• _Problem_: Where a line holds the word "this", copy that line from the data below.

═══ Task material

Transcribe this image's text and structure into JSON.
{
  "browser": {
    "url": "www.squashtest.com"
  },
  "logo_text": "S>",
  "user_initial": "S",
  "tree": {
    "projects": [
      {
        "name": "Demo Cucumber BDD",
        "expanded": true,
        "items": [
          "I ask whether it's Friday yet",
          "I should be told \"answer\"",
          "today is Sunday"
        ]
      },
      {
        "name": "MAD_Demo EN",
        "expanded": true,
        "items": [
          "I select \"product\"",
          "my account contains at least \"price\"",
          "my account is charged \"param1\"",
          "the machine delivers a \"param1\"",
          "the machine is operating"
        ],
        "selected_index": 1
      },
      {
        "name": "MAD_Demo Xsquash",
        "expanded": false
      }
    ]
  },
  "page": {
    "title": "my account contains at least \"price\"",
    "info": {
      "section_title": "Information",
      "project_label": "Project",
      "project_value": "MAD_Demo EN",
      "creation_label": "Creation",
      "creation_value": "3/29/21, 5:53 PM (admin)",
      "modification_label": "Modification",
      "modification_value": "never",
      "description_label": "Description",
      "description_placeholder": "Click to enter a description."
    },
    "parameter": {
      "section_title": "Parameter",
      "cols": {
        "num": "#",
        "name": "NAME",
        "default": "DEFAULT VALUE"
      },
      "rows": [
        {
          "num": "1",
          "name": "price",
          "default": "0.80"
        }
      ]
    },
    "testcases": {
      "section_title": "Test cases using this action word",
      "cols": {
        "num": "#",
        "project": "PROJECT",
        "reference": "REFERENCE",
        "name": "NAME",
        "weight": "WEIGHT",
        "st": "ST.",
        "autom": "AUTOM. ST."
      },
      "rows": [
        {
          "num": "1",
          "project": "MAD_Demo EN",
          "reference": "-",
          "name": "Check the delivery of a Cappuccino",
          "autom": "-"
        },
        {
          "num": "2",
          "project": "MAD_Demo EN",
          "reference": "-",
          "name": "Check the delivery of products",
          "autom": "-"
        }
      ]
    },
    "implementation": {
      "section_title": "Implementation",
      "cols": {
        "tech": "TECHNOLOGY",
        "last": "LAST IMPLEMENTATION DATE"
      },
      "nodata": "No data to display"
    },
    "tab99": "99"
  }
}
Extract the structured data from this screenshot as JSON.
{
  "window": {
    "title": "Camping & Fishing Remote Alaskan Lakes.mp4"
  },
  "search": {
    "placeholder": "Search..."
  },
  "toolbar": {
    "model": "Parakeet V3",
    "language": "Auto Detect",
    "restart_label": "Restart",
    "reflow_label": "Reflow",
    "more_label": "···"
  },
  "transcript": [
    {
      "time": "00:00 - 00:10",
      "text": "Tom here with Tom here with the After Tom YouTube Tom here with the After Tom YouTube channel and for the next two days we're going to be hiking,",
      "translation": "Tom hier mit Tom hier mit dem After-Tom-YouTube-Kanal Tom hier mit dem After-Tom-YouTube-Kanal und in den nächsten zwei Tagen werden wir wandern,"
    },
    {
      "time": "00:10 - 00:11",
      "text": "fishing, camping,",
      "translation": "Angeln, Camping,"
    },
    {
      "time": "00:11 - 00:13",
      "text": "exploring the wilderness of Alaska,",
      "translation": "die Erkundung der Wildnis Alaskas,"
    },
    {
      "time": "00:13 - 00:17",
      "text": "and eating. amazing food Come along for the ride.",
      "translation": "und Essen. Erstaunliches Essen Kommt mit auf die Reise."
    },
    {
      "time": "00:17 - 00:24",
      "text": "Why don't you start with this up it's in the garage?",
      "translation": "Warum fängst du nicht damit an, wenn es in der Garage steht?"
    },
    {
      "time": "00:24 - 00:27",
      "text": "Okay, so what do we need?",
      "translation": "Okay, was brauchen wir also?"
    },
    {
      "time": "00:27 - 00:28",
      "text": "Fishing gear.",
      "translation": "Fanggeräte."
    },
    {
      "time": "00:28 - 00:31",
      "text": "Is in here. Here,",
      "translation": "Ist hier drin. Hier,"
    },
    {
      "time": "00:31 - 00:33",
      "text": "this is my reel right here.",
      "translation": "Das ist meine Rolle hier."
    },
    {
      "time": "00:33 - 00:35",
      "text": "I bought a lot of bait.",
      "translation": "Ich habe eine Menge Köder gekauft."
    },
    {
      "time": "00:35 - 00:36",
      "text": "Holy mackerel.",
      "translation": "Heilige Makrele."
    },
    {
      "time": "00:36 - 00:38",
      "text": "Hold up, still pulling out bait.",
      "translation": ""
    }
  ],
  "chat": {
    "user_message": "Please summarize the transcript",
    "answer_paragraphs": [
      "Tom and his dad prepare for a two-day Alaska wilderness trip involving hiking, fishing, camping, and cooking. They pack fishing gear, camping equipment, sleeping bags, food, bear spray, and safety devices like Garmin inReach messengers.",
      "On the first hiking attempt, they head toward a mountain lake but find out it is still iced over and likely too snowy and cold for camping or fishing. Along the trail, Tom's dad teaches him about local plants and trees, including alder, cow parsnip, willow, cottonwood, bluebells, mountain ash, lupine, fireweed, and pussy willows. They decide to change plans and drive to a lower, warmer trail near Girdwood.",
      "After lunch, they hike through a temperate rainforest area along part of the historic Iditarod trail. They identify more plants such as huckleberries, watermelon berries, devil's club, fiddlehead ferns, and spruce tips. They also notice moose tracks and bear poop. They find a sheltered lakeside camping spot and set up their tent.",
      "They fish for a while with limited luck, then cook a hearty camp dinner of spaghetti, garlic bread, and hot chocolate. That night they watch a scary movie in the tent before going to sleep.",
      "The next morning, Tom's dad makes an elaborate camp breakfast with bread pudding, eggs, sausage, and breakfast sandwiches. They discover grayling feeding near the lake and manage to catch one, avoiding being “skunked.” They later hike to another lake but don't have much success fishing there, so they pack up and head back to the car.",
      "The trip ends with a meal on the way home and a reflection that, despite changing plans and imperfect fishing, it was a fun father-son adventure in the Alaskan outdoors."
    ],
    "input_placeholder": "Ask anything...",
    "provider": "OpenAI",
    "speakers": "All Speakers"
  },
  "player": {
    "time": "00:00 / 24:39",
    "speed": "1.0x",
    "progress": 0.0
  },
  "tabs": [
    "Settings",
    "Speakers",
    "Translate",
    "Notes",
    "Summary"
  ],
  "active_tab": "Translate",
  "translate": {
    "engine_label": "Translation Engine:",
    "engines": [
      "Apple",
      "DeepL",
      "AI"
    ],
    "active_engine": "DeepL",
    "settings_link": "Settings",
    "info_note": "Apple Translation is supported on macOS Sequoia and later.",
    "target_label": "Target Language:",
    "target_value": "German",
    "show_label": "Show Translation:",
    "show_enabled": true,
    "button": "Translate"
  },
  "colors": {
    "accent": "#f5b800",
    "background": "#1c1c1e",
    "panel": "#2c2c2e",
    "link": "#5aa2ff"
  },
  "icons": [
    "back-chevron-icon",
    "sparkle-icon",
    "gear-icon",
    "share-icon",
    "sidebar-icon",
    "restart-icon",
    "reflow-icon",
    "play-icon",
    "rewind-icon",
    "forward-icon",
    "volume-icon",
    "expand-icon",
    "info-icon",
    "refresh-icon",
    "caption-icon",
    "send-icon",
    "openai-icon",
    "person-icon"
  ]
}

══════

• _Solution to the exercise_:
Transcribe this image's text and structure into JSON.
      "section_title": "Test cases using this action word",
Extract the structured data from this screenshot as JSON.
      "text": "Why don't you start with this up it's in the garage?",
      "text": "this is my reel right here.",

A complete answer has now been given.